Component data from apps and pages:
***
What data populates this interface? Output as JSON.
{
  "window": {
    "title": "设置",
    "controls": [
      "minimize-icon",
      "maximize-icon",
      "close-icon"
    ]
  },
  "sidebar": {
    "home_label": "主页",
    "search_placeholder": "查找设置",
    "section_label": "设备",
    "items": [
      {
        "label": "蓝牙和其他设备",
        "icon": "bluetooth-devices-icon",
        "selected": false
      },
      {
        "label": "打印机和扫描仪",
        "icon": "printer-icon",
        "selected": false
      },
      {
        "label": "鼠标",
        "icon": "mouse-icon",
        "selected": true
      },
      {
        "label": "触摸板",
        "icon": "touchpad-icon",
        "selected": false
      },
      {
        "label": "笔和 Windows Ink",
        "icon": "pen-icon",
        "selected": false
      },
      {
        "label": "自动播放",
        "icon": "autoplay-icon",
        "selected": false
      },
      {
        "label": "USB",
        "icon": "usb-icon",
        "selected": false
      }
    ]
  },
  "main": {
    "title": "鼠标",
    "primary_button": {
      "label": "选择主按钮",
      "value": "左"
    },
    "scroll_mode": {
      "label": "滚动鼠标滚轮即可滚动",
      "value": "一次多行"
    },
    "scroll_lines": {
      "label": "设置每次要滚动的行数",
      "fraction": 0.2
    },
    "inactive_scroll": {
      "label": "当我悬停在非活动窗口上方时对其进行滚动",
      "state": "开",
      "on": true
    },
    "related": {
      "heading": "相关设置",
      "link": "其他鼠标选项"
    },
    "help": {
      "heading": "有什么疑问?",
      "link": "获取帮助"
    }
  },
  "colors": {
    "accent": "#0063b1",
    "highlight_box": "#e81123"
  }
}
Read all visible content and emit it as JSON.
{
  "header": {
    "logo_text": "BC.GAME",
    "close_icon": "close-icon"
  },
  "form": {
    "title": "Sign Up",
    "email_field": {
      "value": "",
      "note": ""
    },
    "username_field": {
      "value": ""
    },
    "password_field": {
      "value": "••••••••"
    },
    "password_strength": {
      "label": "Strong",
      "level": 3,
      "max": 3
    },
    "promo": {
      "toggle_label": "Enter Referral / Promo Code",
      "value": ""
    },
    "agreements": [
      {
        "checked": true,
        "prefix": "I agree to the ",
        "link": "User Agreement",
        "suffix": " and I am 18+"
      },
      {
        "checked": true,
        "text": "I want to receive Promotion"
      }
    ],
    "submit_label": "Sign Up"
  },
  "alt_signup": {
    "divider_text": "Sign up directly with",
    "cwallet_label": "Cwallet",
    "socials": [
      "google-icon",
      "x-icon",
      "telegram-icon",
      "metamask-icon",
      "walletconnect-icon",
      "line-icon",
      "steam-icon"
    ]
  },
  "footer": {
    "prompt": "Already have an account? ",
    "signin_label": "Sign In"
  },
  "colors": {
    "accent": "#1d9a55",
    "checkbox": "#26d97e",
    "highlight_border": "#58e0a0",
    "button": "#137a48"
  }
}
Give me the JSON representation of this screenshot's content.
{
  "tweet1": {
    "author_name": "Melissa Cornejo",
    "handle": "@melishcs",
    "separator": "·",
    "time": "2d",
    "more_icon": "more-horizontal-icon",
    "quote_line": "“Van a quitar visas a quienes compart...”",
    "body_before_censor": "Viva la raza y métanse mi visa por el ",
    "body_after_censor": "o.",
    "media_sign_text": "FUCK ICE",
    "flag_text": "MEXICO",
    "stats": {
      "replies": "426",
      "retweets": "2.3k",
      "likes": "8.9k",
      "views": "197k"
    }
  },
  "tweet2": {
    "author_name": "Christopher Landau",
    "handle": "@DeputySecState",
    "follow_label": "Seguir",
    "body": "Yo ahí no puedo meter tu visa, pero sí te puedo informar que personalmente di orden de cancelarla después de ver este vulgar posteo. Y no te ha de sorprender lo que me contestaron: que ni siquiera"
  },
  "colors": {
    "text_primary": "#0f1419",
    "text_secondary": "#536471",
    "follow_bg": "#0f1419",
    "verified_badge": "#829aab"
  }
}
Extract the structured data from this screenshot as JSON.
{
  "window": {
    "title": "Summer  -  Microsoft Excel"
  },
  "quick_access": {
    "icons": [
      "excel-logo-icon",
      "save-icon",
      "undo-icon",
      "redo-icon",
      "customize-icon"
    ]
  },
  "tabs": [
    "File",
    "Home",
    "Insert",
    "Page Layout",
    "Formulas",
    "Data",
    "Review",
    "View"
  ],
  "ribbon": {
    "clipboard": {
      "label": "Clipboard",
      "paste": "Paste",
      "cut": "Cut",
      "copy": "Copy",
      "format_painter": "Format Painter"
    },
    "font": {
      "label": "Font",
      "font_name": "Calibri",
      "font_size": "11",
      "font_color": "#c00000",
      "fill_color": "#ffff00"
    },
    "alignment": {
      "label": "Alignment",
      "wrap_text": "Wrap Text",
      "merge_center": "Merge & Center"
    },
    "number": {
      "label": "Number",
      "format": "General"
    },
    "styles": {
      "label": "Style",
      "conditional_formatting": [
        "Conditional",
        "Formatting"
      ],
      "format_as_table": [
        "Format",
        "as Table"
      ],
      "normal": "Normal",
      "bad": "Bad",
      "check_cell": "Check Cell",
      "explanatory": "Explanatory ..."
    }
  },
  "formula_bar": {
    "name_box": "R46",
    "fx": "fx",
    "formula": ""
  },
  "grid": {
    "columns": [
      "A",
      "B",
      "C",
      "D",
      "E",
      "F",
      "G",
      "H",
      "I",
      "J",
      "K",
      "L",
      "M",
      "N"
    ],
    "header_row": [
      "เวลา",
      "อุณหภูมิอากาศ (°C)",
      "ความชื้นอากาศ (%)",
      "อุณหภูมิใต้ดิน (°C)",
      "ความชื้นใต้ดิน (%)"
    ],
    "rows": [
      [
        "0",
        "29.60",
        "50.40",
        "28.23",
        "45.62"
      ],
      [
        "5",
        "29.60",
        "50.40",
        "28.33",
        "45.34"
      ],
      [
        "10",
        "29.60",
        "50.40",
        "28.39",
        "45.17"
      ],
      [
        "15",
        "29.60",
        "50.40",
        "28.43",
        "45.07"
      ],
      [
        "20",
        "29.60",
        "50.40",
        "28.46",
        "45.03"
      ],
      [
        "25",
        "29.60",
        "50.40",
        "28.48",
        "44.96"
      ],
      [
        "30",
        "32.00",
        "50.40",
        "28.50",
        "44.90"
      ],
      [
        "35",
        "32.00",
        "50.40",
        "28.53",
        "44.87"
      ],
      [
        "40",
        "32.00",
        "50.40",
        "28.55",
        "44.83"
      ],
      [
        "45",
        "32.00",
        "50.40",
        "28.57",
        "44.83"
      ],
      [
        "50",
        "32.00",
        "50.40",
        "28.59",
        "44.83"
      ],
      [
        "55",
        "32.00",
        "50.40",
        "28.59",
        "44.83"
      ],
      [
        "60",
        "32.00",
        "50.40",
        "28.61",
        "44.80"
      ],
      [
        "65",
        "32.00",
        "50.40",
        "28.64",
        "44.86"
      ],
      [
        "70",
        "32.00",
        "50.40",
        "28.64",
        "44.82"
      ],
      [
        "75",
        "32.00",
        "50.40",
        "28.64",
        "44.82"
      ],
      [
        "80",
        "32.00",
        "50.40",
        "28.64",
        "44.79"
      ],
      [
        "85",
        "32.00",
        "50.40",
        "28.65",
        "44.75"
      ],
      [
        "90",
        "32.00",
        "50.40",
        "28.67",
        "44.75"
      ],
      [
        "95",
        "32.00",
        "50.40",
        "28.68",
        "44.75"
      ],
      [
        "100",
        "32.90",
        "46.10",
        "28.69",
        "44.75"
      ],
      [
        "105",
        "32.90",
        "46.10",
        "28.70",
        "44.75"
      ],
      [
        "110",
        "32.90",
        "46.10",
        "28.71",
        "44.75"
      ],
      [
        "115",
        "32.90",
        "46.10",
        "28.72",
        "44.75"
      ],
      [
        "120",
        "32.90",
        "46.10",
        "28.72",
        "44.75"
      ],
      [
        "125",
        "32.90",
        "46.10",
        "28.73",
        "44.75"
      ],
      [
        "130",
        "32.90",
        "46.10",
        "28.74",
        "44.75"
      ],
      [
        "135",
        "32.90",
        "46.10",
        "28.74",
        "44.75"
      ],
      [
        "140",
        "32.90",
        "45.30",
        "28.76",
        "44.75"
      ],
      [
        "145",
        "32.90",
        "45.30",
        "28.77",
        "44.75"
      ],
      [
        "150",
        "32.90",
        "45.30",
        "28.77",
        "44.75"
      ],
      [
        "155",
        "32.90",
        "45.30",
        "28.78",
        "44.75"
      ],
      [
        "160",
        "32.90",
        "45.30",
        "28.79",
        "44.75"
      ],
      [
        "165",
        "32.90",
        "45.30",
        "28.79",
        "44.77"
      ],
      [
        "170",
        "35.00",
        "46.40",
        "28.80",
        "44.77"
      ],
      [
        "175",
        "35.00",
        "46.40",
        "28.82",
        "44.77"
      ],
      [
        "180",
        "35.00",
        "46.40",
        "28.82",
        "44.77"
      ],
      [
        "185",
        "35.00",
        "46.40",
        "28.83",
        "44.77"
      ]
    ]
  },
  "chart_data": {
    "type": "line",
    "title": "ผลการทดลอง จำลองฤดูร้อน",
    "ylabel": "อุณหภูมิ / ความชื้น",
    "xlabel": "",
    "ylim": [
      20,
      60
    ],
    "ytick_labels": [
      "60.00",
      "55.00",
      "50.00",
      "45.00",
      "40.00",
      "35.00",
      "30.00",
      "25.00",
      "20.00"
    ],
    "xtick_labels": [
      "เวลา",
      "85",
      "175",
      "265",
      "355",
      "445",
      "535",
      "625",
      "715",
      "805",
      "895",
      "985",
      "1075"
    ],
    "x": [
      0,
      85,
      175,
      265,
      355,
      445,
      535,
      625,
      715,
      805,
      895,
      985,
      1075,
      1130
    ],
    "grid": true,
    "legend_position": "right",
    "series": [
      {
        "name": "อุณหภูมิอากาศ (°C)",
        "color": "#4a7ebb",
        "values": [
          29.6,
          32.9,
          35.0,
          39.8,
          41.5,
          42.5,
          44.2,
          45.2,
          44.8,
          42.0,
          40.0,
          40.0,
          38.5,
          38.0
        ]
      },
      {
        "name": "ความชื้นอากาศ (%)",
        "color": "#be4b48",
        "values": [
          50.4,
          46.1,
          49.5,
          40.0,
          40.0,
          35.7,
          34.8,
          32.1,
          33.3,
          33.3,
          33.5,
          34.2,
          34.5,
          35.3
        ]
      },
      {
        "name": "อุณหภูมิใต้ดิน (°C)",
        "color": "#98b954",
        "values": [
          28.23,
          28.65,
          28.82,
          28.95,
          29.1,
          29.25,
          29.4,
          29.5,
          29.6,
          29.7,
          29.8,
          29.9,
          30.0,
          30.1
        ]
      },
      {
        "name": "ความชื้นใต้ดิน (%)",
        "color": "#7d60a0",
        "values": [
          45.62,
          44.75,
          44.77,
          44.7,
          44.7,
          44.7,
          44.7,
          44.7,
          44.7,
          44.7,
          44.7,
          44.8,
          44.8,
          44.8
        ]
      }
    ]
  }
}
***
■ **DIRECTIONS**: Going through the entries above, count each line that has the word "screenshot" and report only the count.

■ **RESPONSE AREA**: 2